Shogun is an adventure that whips you away into the mind of a European in Japan during the 16th Century. The two main male characters were both figures in history, although Clavell has twisted their relationship to spice his story.


The novel begins with a Dutch ship on its way back from travelling through the straight of Magellan using a stolen rutter. John Blackthorne, William Adams in real life, is the pilot of this ship. The crew is ill, the weather is atrocious and Blackthorne decides to try and make land in the Japans, a country dominated by the Portuguese, who jealously guard the passage there.

The ship makes it to Japan, but when it arrives, the shipmen are imprisoned — the Japanese lord who owns the land where they came ashore intends to seize their wealth and guns for himself. The lord’s plans are foiled however, as a powerful daimyo steps in and claims the booty as his own. This daimyo, Tokugawa Ieyasu in real life, is one of a council of regents holding power for the son of the former dictator, who in real life was called Toyotomi Hideyoshi.
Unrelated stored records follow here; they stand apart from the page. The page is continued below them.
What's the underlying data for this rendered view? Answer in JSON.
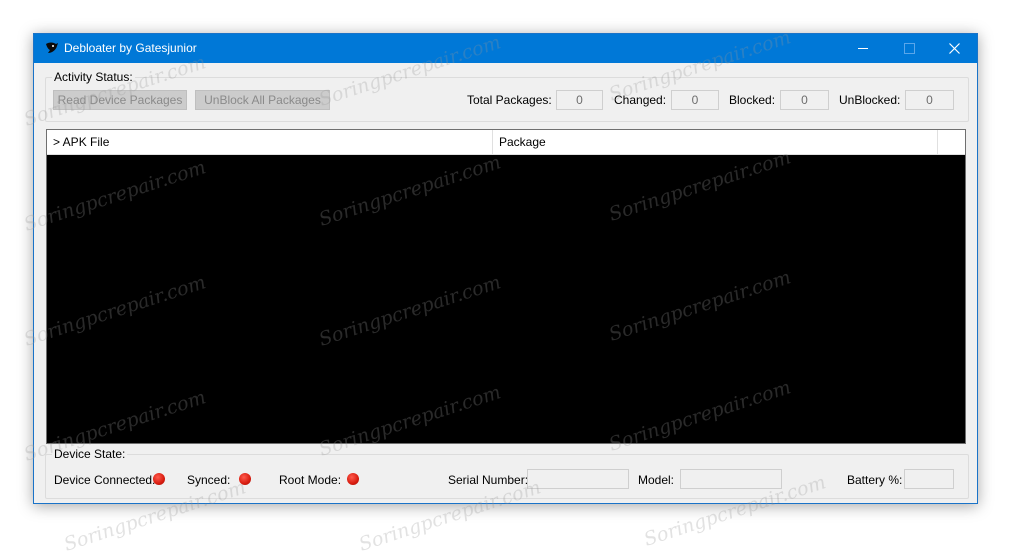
{
  "window": {
    "title": "Debloater by Gatesjunior",
    "controls": {
      "minimize": "minimize",
      "maximize": "maximize",
      "close": "close"
    }
  },
  "activity": {
    "legend": "Activity Status:",
    "read_button": "Read Device Packages",
    "unblock_button": "UnBlock All Packages",
    "total_label": "Total Packages:",
    "total_value": "0",
    "changed_label": "Changed:",
    "changed_value": "0",
    "blocked_label": "Blocked:",
    "blocked_value": "0",
    "unblocked_label": "UnBlocked:",
    "unblocked_value": "0"
  },
  "list": {
    "columns": [
      "> APK File",
      "Package"
    ],
    "rows": []
  },
  "device": {
    "legend": "Device State:",
    "connected_label": "Device Connected:",
    "synced_label": "Synced:",
    "root_label": "Root Mode:",
    "serial_label": "Serial Number:",
    "serial_value": "",
    "model_label": "Model:",
    "model_value": "",
    "battery_label": "Battery %:",
    "battery_value": "",
    "status_color": "#e0261a"
  },
  "watermark": "Soringpcrepair.com"
}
The European shipmen become pawns in the beginning moves of a massive power struggle amongst the regents that would change Japan forever.

The book is less about the events leading up to the historical battle of Sekigahara and more about Blackthorne’s personal journey of discovery. At first when he arrives, Japanese customs seem strange and brutal to him. Gradually, however, he sees there is a reason for those customs and even grows to prefer some of them to the norms of his native country, England.

This was the second time I’ve read this book. My first reading was sometime during my school years. I think I took more from Shogun with my second reading. I was able to better comprehend why the Japanese characters in the book were so ready to commit seppuku and why the Europeans were portrayed in such an unflattering light. The poetic interludes, such as the death poems and the tea ceremony held by the main female protagonist’s husband also resonated more deeply with me.

The thing I love about Shogun the most is that Clavell makes it so easy to empathise with each of the characters. You begin to see things through their eyes, especially their appreciation of elegance in simplicity and acceptance of life’s karma.

I really enjoyed it and am giving it a 4.5/5.